What to produce → The answer should contain every entry below, copied exactly.

Record extracts →
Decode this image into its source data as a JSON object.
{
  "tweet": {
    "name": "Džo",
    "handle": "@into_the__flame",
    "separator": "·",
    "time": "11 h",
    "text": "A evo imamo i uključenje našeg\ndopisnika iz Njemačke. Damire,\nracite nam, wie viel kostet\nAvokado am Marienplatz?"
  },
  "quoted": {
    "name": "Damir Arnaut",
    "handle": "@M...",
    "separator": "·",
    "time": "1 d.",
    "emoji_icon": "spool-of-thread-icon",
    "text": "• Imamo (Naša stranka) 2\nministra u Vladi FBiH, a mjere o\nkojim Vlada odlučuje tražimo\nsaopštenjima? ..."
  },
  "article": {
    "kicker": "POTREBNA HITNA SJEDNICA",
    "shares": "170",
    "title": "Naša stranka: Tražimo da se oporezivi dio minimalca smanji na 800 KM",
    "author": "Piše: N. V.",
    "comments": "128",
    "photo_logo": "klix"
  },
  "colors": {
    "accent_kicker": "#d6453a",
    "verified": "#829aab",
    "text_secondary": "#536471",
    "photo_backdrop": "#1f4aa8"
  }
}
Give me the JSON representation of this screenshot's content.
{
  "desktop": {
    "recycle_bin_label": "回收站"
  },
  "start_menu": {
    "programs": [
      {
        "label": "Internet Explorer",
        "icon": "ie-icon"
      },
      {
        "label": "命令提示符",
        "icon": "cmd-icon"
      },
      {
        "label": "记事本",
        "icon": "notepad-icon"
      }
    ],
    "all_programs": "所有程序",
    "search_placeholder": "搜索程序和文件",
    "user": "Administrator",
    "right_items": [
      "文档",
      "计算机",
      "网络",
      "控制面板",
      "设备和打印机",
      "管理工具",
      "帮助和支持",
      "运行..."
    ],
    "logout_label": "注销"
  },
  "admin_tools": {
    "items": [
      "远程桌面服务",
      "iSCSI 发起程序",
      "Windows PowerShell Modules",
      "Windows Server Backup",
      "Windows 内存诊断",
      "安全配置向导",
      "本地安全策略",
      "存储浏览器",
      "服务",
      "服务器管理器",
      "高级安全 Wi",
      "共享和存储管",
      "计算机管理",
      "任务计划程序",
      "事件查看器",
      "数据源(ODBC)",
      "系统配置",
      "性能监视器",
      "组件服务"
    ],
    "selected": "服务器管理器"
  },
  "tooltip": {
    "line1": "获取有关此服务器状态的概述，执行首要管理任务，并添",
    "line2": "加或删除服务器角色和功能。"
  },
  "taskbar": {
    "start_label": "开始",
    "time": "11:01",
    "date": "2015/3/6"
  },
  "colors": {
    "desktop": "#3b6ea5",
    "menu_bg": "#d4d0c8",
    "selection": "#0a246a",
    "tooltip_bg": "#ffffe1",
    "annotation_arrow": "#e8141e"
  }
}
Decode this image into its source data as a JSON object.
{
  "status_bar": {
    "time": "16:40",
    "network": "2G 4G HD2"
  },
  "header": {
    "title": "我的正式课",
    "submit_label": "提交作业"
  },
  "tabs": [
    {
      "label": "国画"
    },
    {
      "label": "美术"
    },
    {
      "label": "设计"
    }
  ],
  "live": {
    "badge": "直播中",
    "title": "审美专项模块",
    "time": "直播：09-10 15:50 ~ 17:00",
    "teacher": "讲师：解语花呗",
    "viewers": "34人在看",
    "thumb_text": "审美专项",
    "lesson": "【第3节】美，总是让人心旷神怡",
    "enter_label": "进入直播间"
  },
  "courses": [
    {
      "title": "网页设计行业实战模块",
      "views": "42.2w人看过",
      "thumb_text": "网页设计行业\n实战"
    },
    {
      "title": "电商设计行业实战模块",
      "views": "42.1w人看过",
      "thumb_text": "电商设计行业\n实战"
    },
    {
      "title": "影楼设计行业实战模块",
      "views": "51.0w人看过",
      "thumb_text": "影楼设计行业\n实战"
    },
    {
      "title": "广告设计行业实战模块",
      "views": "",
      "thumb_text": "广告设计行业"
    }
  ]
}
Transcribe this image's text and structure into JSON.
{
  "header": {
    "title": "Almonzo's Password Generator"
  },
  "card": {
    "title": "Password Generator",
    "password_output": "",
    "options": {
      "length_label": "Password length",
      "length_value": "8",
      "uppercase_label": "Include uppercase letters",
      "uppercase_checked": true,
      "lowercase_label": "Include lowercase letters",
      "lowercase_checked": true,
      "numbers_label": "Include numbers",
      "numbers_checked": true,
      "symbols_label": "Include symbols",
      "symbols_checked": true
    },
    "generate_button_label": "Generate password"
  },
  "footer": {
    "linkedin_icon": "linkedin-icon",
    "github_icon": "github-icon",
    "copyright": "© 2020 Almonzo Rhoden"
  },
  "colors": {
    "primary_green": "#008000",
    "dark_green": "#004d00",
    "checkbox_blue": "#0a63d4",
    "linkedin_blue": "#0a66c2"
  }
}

Task solution →
Decode this image into its source data as a JSON object.
{
  "tweet": {
    "name": "Džo",
    "handle": "@into_the__flame",
    "separator": "·",
    "time": "11 h",
    "text": "A evo imamo i uključenje našeg\ndopisnika iz Njemačke. Damire,\nracite nam, wie viel kostet\nAvokado am Marienplatz?"
  },
  "quoted": {
    "name": "Damir Arnaut",
    "handle": "@M...",
    "separator": "·",
    "time": "1 d.",
    "emoji_icon": "spool-of-thread-icon",
    "text": "• Imamo (Naša stranka) 2\nministra u Vladi FBiH, a mjere o\nkojim Vlada odlučuje tražimo\nsaopštenjima? ..."
  },
  "article": {
    "kicker": "POTREBNA HITNA SJEDNICA",
    "shares": "170",
    "title": "Naša stranka: Tražimo da se oporezivi dio minimalca smanji na 800 KM",
    "author": "Piše: N. V.",
    "comments": "128",
    "photo_logo": "klix"
  },
  "colors": {
    "accent_kicker": "#d6453a",
    "verified": "#829aab",
    "text_secondary": "#536471",
    "photo_backdrop": "#1f4aa8"
  }
}
Give me the JSON representation of this screenshot's content.
{
  "desktop": {
    "recycle_bin_label": "回收站"
  },
  "start_menu": {
    "programs": [
      {
        "label": "Internet Explorer",
        "icon": "ie-icon"
      },
      {
        "label": "命令提示符",
        "icon": "cmd-icon"
      },
      {
        "label": "记事本",
        "icon": "notepad-icon"
      }
    ],
    "all_programs": "所有程序",
    "search_placeholder": "搜索程序和文件",
    "user": "Administrator",
    "right_items": [
      "文档",
      "计算机",
      "网络",
      "控制面板",
      "设备和打印机",
      "管理工具",
      "帮助和支持",
      "运行..."
    ],
    "logout_label": "注销"
  },
  "admin_tools": {
    "items": [
      "远程桌面服务",
      "iSCSI 发起程序",
      "Windows PowerShell Modules",
      "Windows Server Backup",
      "Windows 内存诊断",
      "安全配置向导",
      "本地安全策略",
      "存储浏览器",
      "服务",
      "服务器管理器",
      "高级安全 Wi",
      "共享和存储管",
      "计算机管理",
      "任务计划程序",
      "事件查看器",
      "数据源(ODBC)",
      "系统配置",
      "性能监视器",
      "组件服务"
    ],
    "selected": "服务器管理器"
  },
  "tooltip": {
    "line1": "获取有关此服务器状态的概述，执行首要管理任务，并添",
    "line2": "加或删除服务器角色和功能。"
  },
  "taskbar": {
    "start_label": "开始",
    "time": "11:01",
    "date": "2015/3/6"
  },
  "colors": {
    "desktop": "#3b6ea5",
    "menu_bg": "#d4d0c8",
    "selection": "#0a246a",
    "tooltip_bg": "#ffffe1",
    "annotation_arrow": "#e8141e"
  }
}
Decode this image into its source data as a JSON object.
{
  "status_bar": {
    "time": "16:40",
    "network": "2G 4G HD2"
  },
  "header": {
    "title": "我的正式课",
    "submit_label": "提交作业"
  },
  "tabs": [
    {
      "label": "国画"
    },
    {
      "label": "美术"
    },
    {
      "label": "设计"
    }
  ],
  "live": {
    "badge": "直播中",
    "title": "审美专项模块",
    "time": "直播：09-10 15:50 ~ 17:00",
    "teacher": "讲师：解语花呗",
    "viewers": "34人在看",
    "thumb_text": "审美专项",
    "lesson": "【第3节】美，总是让人心旷神怡",
    "enter_label": "进入直播间"
  },
  "courses": [
    {
      "title": "网页设计行业实战模块",
      "views": "42.2w人看过",
      "thumb_text": "网页设计行业\n实战"
    },
    {
      "title": "电商设计行业实战模块",
      "views": "42.1w人看过",
      "thumb_text": "电商设计行业\n实战"
    },
    {
      "title": "影楼设计行业实战模块",
      "views": "51.0w人看过",
      "thumb_text": "影楼设计行业\n实战"
    },
    {
      "title": "广告设计行业实战模块",
      "views": "",
      "thumb_text": "广告设计行业"
    }
  ]
}
Transcribe this image's text and structure into JSON.
{
  "header": {
    "title": "Almonzo's Password Generator"
  },
  "card": {
    "title": "Password Generator",
    "password_output": "",
    "options": {
      "length_label": "Password length",
      "length_value": "8",
      "uppercase_label": "Include uppercase letters",
      "uppercase_checked": true,
      "lowercase_label": "Include lowercase letters",
      "lowercase_checked": true,
      "numbers_label": "Include numbers",
      "numbers_checked": true,
      "symbols_label": "Include symbols",
      "symbols_checked": true
    },
    "generate_button_label": "Generate password"
  },
  "footer": {
    "linkedin_icon": "linkedin-icon",
    "github_icon": "github-icon",
    "copyright": "© 2020 Almonzo Rhoden"
  },
  "colors": {
    "primary_green": "#008000",
    "dark_green": "#004d00",
    "checkbox_blue": "#0a63d4",
    "linkedin_blue": "#0a66c2"
  }
}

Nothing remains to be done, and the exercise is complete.